Reviewed: April 2019
Released: 2019, Metal Blade Records
Reviewer: Kieron Hayes
One of the first things anyone thinks of when they think of Týr is “the metal band from the Faroe Islands”.
Thankfully, the other thing everyone thinks of is “quality bloody music”.
Hel continues the band’s history of good music, but does also represent a continuation of change in their musical style. The band’s earlier works were notable for their mixture of folk metal with progressive, ambitious song-writing. About a decade ago, around By the Light of the Northern Star, this started to shift, with the progressive elements sitting alongside more light-hearted power metal stylings (classic anthem “Hold the Heathen Hammer High” being a perfect example). Now, many years and several albums on, this has developed further still, with those power metal aspects sitting front and centre and being perhaps the most dominant element of the music here.
This isn’t to say it doesn’t sound like Týr anymore. The band is a perfect example of a natural evolution of sound over time: jump straight from How Far to Asgard to this and you’ll hear a stark change, but taking the whole discography into account paints a picture of a steady set of steps.
One thing that hasn’t changed is the band’s lyrical focus on all things Viking, and even as their sound has become a bit more jolly and carefree, they still manage to avoid descending into anything shallow or silly. It still maintains that honest, vigorous sincerity, reminding me a bit of Ensiferum as it strikes something of a middle ground between the very serious Primordial and the downright playfulness of Korpiklaani. This one manages to be glorious and epic while still having a sense of fun and doing what makes for a good song.

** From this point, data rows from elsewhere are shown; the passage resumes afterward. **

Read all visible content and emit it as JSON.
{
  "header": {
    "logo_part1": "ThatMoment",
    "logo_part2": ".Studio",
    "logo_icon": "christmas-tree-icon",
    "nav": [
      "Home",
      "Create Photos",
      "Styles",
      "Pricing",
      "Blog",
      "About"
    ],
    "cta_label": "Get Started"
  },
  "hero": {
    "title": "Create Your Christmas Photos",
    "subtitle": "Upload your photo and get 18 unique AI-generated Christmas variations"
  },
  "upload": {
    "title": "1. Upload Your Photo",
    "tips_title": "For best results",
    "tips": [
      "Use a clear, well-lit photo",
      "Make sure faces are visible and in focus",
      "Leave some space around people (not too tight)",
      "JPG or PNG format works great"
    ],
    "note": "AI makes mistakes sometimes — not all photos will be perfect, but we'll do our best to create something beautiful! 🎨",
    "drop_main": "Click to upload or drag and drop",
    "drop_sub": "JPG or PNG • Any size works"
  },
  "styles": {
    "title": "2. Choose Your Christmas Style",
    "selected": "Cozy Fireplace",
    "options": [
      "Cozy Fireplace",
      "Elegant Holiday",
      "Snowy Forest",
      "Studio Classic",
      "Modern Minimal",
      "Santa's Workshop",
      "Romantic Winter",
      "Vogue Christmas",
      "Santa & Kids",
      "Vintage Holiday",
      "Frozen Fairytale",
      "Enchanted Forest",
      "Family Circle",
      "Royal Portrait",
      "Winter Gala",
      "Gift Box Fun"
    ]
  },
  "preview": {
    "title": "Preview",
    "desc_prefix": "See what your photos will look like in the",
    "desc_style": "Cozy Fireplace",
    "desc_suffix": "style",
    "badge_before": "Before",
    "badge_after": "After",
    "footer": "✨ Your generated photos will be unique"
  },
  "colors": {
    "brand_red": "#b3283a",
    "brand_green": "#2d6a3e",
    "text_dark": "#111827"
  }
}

And that’s what this album is full of: good songs, which makes for a plain old good time. Guitarist/vocalist Heri Joensen has said the album is “a more diverse collection that’s also more extreme in some ways”, and that feels like a pretty accurate take on it. The variety on show here really is the album’s biggest strength. The album as a whole can go fast, slow, furious or fun-loving, and this applies to the songs themselves too. “Fire and Flame” is perfectly comfortable shifting between fast-paced frenetic and a more measured pace. “Songs of War” opens with a great, pounding, furious assault before mellowing out later on. “All Heroes Fall” has some absolutely GLORIOUS solo work, it just keeps going and it’s welcome to do so. Just when you think it’s over, nope, strap back in because we’re not done yet. The Faroese folk elements are still here too, with Ragnars Kvæði and Álvur Kongur highlighting how much of a treat it is to hear songs sung in the band’s native language.

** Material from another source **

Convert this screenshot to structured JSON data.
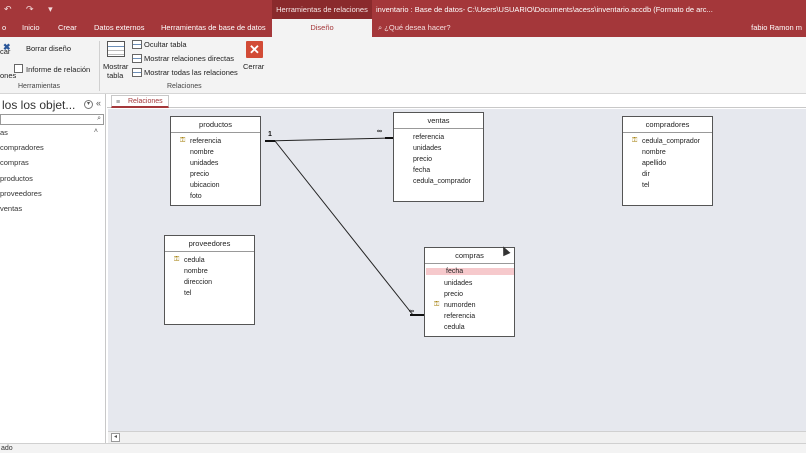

That diversity and extremity is present in new influences too: opening track “Gates of Hel” builds up an ominous ferocity that would sound perfectly at home on an Amon Amarth album, while “Empire of the North” has some distinctly hardcore sounding parts, with breakdown guitar work and blasts of lead work, but always mixed with their signature epic style. It works better than it might sound, providing a vastly more successful version of what Elvenking were maybe going for on the atrocious The Scythe.
If you’ve disliked the band’s recent output and are hoping for a return to the more sombre, progressive style of their earlier works, this won’t win you back. If, like me, you’ve had no problem with the direction they’ve been going in, or just welcome a nicely varied album of epic folk/power metal, this is a great album to raise a tankard to and roar along with.
Go to Hel people. You won’t regret it.
1.) Gates of Hel
2.) All Heroes Fall
3.) Ragnars Kvæði
5.) Sunset Shore
6.) Downhill Drunk
7.) Empire of the North
8.) Far From the Worries of the World
9.) King of Time
10.) Fire and Flame
11.) Against the Gods
12.) Songs of War
13.) Álvur Kongur
Heri Joensen – Vocals, guitar
Attila Vörös – Guitar
Gunnar “Gunz” H. Thomsen – Bass
Tadeusz Rieckmann – Drums